phone:(434) 832-7802or(434) 832-7299or emailADA@cvcc.vccs.edu.
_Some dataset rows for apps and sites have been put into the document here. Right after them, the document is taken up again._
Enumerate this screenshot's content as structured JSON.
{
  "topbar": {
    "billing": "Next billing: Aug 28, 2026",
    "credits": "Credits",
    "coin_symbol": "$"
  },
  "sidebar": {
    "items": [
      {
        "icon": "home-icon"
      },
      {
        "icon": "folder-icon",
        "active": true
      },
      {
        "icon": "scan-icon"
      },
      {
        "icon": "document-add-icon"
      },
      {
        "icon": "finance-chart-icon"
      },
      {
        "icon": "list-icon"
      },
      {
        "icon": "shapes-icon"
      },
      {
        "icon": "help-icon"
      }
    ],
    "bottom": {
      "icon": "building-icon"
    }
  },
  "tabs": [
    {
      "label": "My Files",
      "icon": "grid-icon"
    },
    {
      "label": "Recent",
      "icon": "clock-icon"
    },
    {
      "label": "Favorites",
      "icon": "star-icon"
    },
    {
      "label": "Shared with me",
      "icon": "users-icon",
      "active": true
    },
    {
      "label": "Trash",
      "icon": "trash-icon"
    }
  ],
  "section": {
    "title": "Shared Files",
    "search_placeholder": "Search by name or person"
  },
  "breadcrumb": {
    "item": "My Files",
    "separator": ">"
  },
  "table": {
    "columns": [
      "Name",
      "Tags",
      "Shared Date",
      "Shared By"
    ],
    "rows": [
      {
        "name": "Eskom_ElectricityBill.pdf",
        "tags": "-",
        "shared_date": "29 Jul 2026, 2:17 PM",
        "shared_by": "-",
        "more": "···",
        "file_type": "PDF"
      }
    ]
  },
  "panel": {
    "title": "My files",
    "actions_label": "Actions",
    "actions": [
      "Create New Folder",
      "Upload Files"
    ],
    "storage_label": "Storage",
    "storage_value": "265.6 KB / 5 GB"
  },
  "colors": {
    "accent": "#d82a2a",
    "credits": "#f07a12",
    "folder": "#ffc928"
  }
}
To best provide the accommodation you need, make this request as soon as possible, since accommodations cannot be made to change a grade you have received for course work already completed.
CSC 201 TENTATIVE Class Schedule Fall 2013
Week of Chapter/Supplement Topic________
8/12 Chapter 1 & App C history, hardware, data types
8/19 Chapter 2, 3 & handout variables , identifiers, assignment statements, numeric operators arithmetic, turtle graphics, floating point arithmetic
8/26 Chapter 3, 4 symbolic logic, logic operators, selection (if) statements, formatting string output, math function library
9/2 Chapter 4, 5 if and if/else, for loop, while loop
9/9 Chapter 5 nested loops, random number generator
9/16 Chapter 6 Project #1 due, Test #1 (Sept 17), functions, scope
9/23 Chapter 6, 10 parameters, lists
9/30 Chapter 6 return statements, data validation, top/down design
10/7 Chapter 10, 7 Project #2 due, list methods, intro to objects
10/14 Chapter 7 objects, data fields (public/private), methods, getters/setters, overloading
10/21 Chapter 7 objects cont. (matrix class and vector class examples)
10/28 Chapter 7 objects cont. (fraction class example), Project #3 due
11/4 Chapter 7 objects cont., Test #2 (Nov 7)
11/11 Chapter 9 & handout GUI using TKinter, buttons, radio buttons, labels, packing, gridding, StringVar, Canvas, frames
11/18 Chapter 9 practice creating GUI using TKinter widgets
11/25 Chapter 9 TKinter cont., Test #3 (Nov 26)
12/2 Chapter 9 TKinter binding mouse and key events, animations
12/9 Chapter 9 practice creating GUIs and handling mouse and key events, Project #4 due
12/16 FINAL EXAM